They make lousy models. Just don’t stop. Move, move, move. This one was on a luscious set of blooms, blazing star?

I like what I see here, and wonder if you will too?


Gulf Frit in Kathleen

Gulf fritillary butterfly on Tithonia, photographed by Jeff Zablow at Kathleen, GA

Gulf Fritillary butterflies are, well, ubiquitous in Georgian gardens, reserves and flower beds. Once you’ve shot out some, you soon turn your attention to other species flying about. That’s fine, and the way it is.

Serious photographers of butterflies live with a persistent, muffled, and nagging desire. Get an image, get images that REALLY show Gulf frits at their best. Score a super fine dorsal image, with rich reddish-orange, bright White spots, super-fine head, spots glaring, and more. Get a ventral image with those white spots and oblongs declaring, “White, white, white” in the reflecting sun.

I labor with these siren songs in my head when I’m in Georgia, and hopefully this year in other southeastern states.

This one was taken in Kathleen. Kathleen, Georgia that is. Mike invited me to come and see if we can’t find . . . Zebra Heliconians! (We did!!!)
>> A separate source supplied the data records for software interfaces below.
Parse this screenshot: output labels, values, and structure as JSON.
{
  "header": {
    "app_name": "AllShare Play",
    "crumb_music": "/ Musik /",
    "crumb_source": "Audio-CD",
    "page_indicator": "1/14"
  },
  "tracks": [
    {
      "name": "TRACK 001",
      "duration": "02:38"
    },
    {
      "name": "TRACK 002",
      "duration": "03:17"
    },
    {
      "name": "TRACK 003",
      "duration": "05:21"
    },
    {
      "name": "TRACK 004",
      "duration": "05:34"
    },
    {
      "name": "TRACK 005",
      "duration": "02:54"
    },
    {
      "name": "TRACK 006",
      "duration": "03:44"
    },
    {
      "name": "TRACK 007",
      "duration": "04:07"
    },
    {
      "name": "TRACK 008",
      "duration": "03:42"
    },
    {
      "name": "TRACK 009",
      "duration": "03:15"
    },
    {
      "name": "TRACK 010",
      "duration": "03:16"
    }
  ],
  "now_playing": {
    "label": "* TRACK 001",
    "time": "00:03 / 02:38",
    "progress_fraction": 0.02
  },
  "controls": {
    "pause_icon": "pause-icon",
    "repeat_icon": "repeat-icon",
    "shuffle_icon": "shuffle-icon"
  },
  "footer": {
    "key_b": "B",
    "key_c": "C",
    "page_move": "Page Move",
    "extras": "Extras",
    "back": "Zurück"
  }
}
There’s some to like in this capture of a Gulf fritillary. What think you?